Find Your Goal is a toolkit that guides you on your journey from goals (Why?) to solutions (How?). But, unlike what we see around us, it helps you make an important step in between: defining when you will be happy with your results (What?).
Find Your Goal
Problems pop up all around us all the time. And we are encouraged to set ambitious goals for ourselves, our projects and our companies. Our usual reflex is to start running and go to solutions that we already know or have heard of from friends.
But it seems a lot more logical to define the actual outcomes we want and let the experts find the solution. This is what Find Your Goals helps you do. It will help any team that’s looking for the right solution to the right question. Some examples:
- Management teams defining strategic or tactical goals and need to convey them to operational departments and team.
- Program and project managers who want to make sure their results are a true answer to the organizations questions.
- Policy makers trying to get to the bottom of societal issues and their most useful and acceptable solutions
- Product development or innovation teams analyzing customers jobs to be done and translating them into requirements.
How can I use Find Your Goal?
Find Your Goal is especially suited to be used by any kind of team at the start of (a new phase in) a project or program or strategic cycle. It uses different types of exercises to provide an interactive way to discuss the true nature of the problems you face or the goals you want to achieve. It then goes on to help you define success: whatever solution we choose, what should it offer us?
Based on that, you can let experts do their work, secure in the knowledge that they know what is required of them.
Revisiting Find Your Goal later in your process will help you check if your initial choices stand up to new circumstances.
What outcomes can I expect?
Find Your Goals will create a clear vision across your planning cycle:
- What are the truly important goals and problems we face? Why are these so important?
- When will we be satisfied with results? What should our solutions achieve and how will we know they truly did?
- What solutions will we choose? How will we achieve our goals?
How does it benefit me?
Building in the second step to your process will force decisionmakers to stay away from operational choices and limit themselves to the strategic or tactical level where they belong. At the same time, they are required to give very specific guidelines concerning the outcomes of the work.
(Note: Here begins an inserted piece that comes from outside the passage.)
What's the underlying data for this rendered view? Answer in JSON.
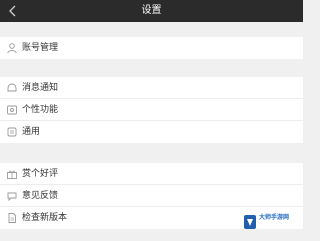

Operational expert can use these guidelines to do what they know best. They can take responsibility for their own work, instead of being told how to do their job.